distribution lines. Induced voltages as high as 6KV from nearby lightning strokes have also
been observed.

Fortunately, the majority of power system loads have inherent immunity against damage to
power line transients, and the remaining critical loads can usually be economically protected by
the manufacturer or user. Due to the immensity of modern industrial and residential AC power
system grids and the complexity of randomly distributed transient - prone loads, it is impossible
for utilities do not assume responsibility for transient phenomena for the most part.

Needless to say, the presence of voltage transients on power line conductors is not unusual
under normal conditions, nor could it be construed as being abnormal during any routine
switching action.

Need for True 4-Pole Switching

There may be a need to switch all conductors including the neutral to preserve the integrity of
GFP (Ground Fault Protection) Systems when the ground fault detection must be applied on
each source independently (as opposed to the load side of the transfer switch). It is important
for the power system designer to select an automatic transfer switch designed to provide
symmetrical switching of the load, regardless of initial normal load voltage and current balance
or power factor.


1. The statement presented that neutral switching is dangerous unless accomplished with
"overlapping contacts" is without foundation.

2. The assumption that erosion of a load switching contact will result in discontinuity and
eventual disconnection of the neutral conductor is totally unrealistic , since the very same criticism
must be applied to the other poles in the same switch.

3. Laboratory tests using resistive load circuitry as well as highly inductive loads switched by
deliberately misaligned contacts are fully documented.
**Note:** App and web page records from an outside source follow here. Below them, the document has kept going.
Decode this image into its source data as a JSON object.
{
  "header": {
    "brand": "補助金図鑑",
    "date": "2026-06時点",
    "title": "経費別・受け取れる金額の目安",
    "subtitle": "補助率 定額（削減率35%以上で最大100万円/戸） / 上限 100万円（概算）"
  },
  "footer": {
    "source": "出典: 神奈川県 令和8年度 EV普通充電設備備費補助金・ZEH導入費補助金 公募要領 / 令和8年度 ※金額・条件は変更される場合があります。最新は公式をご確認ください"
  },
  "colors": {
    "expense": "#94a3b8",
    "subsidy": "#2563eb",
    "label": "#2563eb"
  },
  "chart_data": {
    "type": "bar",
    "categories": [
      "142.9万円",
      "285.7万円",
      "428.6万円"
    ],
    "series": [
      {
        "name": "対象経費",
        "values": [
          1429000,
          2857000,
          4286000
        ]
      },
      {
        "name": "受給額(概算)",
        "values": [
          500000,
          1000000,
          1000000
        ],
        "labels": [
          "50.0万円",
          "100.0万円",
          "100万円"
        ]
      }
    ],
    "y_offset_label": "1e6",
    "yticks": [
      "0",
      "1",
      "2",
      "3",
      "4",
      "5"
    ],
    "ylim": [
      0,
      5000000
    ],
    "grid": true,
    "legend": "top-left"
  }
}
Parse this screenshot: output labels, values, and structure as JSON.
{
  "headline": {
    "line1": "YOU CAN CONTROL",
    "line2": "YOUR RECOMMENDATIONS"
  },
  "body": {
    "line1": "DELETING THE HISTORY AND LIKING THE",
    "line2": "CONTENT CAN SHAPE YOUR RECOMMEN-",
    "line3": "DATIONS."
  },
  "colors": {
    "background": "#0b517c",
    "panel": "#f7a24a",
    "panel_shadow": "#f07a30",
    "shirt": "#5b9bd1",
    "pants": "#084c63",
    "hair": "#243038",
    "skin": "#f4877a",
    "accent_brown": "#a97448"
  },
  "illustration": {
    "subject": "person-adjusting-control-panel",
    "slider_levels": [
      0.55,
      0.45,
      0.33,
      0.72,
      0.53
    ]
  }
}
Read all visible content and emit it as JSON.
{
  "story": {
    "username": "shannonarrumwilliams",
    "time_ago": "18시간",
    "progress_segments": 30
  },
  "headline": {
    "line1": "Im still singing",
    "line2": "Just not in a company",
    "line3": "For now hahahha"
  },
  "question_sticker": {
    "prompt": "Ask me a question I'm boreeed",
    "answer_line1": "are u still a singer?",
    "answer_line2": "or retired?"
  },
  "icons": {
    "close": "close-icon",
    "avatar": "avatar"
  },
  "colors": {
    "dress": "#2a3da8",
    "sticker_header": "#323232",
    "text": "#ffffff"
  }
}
Photographic proof clearly reveals the
absence of any significant transient overvoltages or overcurrents at the loads in question.

EB005 Rev 0 91/02/05 2 Thomson Technology Inc.

Engineering Brief - Overlapping Neutral Contacts
4. The magnitude of AC voltage transients found on most all industrial, commercial, and
residential power systems far exceeds anything which could be accountable to 4-pole transfer

5. The neutral contact rating should have the same current and withstand capacity as the
power poles to ensure system integrity. It should be noted that, if a manufacturer employs an
overlapping neutral contact, it may be based upon cost-saving efforts, since the neutral contact is
inferior to the phase contacts (it has no switching capability).

NOTICE: This information is the property of Thomson Technology Inc. Permission is hereby given to
reproduce this document in this exact form only, without modification of any kind.


EB005 Rev 0 91/02/05 3 Thomson Technology Inc.